Punkin Chunkin World Championship

Hometown Heroes, People
on November 12, 2009
Courtesy of the World Championship Punkin Chunkin Association Fans dress for the World Championship Punkin Chunkin during the annual pumpkin-hurling competition in Sussex County, Del.

Across the sprawling cornfield on a crisp November morning, a mile-long row of towering, bizarre-looking contraptionsoversized slingshots, catapults and cannonsstand side by side at Wheatley Farm in Bridgeville, Del. (pop. 1,630).

Suddenly, there's a flurry of activity around one of the devices, an enormous air cannon operated by Young Glory III, a team from nearby Milton. The team captain picks up an 8-pound pumpkin and drops it into the barrel. A teammate fills the tank with compressed air and opens a valve. "Fire in the hole!" he yells.

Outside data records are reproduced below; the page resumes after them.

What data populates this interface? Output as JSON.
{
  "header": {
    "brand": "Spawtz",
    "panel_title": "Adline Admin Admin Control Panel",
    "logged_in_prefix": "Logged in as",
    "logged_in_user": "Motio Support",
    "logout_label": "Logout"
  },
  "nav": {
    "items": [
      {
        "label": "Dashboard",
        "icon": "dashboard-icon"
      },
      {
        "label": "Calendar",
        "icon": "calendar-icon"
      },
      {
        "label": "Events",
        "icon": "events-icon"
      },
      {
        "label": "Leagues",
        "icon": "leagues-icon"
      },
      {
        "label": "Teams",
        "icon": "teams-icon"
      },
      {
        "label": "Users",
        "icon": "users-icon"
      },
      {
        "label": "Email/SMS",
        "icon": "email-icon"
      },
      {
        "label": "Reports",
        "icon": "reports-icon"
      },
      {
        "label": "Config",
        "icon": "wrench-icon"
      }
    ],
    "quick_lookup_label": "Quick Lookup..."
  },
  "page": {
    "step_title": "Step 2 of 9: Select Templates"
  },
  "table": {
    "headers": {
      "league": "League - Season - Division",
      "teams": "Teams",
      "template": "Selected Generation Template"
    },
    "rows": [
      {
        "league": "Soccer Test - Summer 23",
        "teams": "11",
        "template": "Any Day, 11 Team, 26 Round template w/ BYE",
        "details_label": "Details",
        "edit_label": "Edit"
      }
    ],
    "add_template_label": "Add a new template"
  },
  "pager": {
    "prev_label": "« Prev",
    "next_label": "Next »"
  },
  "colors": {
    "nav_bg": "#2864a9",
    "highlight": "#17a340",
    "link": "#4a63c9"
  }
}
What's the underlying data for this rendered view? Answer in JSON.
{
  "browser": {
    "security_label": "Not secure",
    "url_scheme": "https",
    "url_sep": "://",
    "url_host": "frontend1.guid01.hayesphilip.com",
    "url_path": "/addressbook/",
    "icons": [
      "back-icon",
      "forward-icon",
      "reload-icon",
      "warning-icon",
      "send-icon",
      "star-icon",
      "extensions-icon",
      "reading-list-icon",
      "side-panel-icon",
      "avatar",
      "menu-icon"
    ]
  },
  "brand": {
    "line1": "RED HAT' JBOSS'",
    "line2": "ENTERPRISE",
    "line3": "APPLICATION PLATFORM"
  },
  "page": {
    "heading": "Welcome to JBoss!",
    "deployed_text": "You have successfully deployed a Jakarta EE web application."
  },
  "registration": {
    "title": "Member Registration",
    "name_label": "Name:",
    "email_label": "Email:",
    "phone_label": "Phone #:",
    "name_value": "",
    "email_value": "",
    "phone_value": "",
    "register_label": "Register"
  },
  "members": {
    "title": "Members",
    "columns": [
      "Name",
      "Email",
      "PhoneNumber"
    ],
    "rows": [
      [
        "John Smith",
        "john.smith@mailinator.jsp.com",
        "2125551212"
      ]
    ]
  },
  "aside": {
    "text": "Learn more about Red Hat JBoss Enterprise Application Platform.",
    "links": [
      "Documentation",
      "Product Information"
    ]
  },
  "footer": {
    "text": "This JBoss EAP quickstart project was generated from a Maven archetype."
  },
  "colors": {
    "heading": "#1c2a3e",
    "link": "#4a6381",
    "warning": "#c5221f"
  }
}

The assembled crowd of more than 50,000 lets out a collective whoop as the pumpkin blasts from the cannon and soars out of sight. The annual World Championship Punkin Chunkin competition is under way.

According to Rick Garloff, owner of Chunk'Nology, one of 110 teams from all over the country that competed at this year's event, "We all want to do one thing: Shoot a pumpkin farther than the next guy."

The World Championship Punkin Chunkin has inspired a dozen similar events in the United States and several in Europe, which the Delaware-based Punkin Chunkin Association sometimes helps plan and promote.  

"We are trademarked, though," says association president John Huber. "We retain the rights to any event where fruits and vegetables are thrown for the purpose of entertainment."

It all began in the autumn of 1986. Four friends, John Ellsworth, Don Pepper, Trey Melson and Bill Thompson (a blacksmith, an electrician, a plumber and a well-digger), were sitting around Ellsworth's blacksmith shop in Lewes, Del., discussing a story they'd heard about physics students throwing pumpkins.

The next weekend, the men re-created the experiment as a three-team contest in Thompson's backyard, using a rubber band machine and a catapult made of rough-cut oak and garage door springs with a bucket on the end of a pole. That year, the winning "chunk" measured 162 feet.

More than 20 years later, at last year's eventa three-day carnival complete with tailgating, a beauty contest and a pumpkin cookoffa new world record was set with a winning chunk of 4,483 feet.

Today, serious contenders across six divisionsincluding theatrical, air cannon, human-powered, catapult and trebuchetshare a common quest: to throw a gourd a mile. According to the rules, the pumpkin must stay intact during the launch; otherwise it's deemed "pie in the sky."

Whether or not one of the teamswith names such as Hypertension, Sir Chunks-A-Lot and United Flingdomhits the mile mark, chunkers come to win.

"The whole thing is about bragging rights," says Mike Sorensen, executive producer of the Science Channel programs On the Road to Punkin Chunkin and Punkin Chunkin 2009. "There are such great rivalries!"  

Besides the honor of taking home a trophy, teams win prize money for charity. The Punkin Chunkin Association donates proceeds from ticket and merchandise sales to worthy causes, including St. Jude's Children's Research Hospital, the Boys and Girls Clubs, and its own scholarship fund.  

"A lot of good comes from all the charitable donations," says Huber, who sports a flying pumpkin tattoo on his arm. "But basically it's a bunch of people getting together on a cornfield once a year to have a helluva good time."